__Exercise__
Using the material that follows, identify and copy each line with the string "count".

Data in this exercise START

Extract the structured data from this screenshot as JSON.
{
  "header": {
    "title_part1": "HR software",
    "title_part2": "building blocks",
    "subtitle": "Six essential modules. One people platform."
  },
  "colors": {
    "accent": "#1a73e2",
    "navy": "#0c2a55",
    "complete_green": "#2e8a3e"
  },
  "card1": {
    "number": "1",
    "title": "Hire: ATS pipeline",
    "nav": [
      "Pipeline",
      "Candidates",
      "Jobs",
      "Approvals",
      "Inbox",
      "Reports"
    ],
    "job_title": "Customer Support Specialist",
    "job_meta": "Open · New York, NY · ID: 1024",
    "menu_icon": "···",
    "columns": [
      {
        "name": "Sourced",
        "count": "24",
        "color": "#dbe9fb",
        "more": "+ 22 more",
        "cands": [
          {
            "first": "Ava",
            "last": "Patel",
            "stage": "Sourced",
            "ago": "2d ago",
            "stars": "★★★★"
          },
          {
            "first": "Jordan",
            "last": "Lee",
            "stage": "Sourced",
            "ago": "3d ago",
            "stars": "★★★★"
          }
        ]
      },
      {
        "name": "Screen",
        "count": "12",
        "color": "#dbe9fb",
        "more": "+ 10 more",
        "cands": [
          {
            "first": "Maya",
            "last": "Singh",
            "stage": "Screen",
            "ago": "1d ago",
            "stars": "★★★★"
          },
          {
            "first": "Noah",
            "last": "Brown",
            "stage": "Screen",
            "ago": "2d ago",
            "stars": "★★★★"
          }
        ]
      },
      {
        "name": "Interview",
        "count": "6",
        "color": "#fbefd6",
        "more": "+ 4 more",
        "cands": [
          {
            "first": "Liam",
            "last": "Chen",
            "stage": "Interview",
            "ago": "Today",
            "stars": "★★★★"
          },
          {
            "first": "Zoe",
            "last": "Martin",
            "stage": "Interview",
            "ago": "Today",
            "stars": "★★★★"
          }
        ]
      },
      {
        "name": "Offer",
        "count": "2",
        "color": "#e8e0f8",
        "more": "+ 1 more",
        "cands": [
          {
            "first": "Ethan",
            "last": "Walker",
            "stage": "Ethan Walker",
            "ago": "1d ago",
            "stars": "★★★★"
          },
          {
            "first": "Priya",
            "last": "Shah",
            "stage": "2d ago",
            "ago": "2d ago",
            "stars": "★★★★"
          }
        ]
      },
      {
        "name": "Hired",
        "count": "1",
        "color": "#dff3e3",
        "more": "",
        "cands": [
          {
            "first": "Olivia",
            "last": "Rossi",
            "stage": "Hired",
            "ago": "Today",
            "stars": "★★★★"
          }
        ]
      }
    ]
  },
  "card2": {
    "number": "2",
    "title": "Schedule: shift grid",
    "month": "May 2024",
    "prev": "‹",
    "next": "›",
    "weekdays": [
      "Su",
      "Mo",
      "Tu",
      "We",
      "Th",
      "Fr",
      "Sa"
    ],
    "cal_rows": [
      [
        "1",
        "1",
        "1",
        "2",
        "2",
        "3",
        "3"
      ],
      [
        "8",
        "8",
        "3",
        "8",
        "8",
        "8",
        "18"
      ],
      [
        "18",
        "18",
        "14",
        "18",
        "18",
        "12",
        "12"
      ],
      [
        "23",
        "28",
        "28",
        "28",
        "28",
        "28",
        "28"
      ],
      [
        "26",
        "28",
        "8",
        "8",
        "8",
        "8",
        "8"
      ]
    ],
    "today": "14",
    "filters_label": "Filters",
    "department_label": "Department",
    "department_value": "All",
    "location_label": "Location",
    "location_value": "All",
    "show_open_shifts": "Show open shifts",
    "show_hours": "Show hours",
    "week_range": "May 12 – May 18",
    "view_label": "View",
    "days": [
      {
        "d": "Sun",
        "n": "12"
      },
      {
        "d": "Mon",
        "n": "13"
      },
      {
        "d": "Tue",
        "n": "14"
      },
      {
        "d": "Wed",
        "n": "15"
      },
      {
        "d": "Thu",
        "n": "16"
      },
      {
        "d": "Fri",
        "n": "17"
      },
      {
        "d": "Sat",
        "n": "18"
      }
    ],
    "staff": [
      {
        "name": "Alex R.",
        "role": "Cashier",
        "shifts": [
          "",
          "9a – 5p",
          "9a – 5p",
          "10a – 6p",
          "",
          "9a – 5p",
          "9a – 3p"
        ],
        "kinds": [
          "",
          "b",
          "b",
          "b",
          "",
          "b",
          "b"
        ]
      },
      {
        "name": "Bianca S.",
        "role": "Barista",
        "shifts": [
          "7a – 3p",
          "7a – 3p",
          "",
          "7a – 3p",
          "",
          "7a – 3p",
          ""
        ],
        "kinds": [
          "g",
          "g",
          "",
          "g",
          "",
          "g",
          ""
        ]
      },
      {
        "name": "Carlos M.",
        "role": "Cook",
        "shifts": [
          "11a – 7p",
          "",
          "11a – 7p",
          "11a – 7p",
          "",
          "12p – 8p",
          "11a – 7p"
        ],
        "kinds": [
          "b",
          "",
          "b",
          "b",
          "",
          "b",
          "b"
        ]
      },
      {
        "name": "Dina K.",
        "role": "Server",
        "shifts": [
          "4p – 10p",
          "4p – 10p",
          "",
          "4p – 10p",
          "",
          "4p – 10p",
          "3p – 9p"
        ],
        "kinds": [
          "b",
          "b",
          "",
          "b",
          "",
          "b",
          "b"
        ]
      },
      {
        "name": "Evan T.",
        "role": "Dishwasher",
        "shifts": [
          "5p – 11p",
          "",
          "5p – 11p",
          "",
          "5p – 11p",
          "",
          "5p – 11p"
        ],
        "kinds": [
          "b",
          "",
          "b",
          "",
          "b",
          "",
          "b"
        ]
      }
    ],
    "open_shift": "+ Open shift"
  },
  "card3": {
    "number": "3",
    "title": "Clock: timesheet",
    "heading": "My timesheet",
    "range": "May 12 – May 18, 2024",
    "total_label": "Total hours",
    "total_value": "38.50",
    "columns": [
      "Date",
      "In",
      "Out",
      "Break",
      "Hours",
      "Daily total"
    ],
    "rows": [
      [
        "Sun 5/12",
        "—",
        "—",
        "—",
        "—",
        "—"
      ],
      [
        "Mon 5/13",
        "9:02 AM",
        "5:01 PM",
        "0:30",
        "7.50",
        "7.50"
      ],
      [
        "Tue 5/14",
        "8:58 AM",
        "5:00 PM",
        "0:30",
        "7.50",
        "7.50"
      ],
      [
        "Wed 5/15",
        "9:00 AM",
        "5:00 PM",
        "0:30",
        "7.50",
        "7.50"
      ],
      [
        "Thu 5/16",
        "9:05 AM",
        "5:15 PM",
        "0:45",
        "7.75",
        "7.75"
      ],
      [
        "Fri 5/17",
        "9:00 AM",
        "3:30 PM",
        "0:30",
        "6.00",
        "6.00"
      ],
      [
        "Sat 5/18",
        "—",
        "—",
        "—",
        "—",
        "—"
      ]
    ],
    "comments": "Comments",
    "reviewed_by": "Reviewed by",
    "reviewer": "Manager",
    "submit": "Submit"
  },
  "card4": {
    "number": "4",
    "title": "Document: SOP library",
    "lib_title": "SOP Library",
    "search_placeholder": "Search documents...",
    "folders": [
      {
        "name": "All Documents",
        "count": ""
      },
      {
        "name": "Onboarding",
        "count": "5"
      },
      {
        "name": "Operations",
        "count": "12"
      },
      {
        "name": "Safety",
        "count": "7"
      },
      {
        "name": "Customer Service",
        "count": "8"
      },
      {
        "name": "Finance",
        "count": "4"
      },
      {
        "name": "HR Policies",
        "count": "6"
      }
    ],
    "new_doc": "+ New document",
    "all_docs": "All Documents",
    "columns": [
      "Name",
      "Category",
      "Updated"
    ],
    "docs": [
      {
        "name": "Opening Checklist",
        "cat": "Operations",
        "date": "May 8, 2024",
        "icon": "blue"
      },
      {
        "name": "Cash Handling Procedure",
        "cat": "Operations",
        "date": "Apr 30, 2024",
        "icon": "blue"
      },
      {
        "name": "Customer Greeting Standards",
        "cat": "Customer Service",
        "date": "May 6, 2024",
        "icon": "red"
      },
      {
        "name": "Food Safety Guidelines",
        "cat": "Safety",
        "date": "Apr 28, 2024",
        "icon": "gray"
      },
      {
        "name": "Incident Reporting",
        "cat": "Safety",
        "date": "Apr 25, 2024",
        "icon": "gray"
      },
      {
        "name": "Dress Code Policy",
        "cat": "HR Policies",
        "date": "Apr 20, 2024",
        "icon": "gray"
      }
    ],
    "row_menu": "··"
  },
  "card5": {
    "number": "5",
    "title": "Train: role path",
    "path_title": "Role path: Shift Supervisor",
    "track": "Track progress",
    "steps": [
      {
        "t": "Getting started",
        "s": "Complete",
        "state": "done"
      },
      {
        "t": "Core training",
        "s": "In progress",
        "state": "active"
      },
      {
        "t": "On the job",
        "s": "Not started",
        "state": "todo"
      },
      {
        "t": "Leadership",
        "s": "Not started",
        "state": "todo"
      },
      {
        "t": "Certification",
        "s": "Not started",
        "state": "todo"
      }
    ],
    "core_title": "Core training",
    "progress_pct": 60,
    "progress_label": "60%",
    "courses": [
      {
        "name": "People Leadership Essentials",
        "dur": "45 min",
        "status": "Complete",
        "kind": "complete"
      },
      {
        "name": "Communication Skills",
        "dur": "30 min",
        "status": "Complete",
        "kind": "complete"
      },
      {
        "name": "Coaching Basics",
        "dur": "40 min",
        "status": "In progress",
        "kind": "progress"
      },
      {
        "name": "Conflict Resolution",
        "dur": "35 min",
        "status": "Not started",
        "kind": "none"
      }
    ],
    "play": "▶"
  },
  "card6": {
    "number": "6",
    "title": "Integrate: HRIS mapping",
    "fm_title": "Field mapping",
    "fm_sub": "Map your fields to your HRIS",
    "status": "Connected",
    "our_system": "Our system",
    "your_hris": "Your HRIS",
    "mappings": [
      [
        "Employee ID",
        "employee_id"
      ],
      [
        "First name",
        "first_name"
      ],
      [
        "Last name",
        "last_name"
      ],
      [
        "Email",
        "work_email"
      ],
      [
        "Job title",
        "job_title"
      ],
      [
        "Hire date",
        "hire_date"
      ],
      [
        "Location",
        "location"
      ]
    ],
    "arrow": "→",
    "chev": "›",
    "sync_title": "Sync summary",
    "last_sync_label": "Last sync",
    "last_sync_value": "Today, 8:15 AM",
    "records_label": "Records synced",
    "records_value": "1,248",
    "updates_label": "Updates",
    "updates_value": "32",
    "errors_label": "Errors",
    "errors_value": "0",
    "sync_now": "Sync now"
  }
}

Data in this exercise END

__Exercise output__
        "count": "24",
        "count": "12",
        "count": "6",
        "count": "2",
        "count": "1",
        "count": ""
        "count": "5"
        "count": "12"
        "count": "7"
        "count": "8"
        "count": "4"
        "count": "6"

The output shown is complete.